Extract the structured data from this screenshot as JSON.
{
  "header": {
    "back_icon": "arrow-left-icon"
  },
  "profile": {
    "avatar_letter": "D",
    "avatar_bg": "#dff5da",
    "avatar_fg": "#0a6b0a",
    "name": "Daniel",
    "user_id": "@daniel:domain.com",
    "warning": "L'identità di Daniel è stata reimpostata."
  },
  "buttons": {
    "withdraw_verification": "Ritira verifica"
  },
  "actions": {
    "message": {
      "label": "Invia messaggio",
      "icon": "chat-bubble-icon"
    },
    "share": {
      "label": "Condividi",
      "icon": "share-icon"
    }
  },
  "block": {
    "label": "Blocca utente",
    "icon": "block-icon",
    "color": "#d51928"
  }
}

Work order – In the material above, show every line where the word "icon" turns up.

Solution to the problem –
    "back_icon": "arrow-left-icon"
      "icon": "chat-bubble-icon"
      "icon": "share-icon"
    "icon": "block-icon",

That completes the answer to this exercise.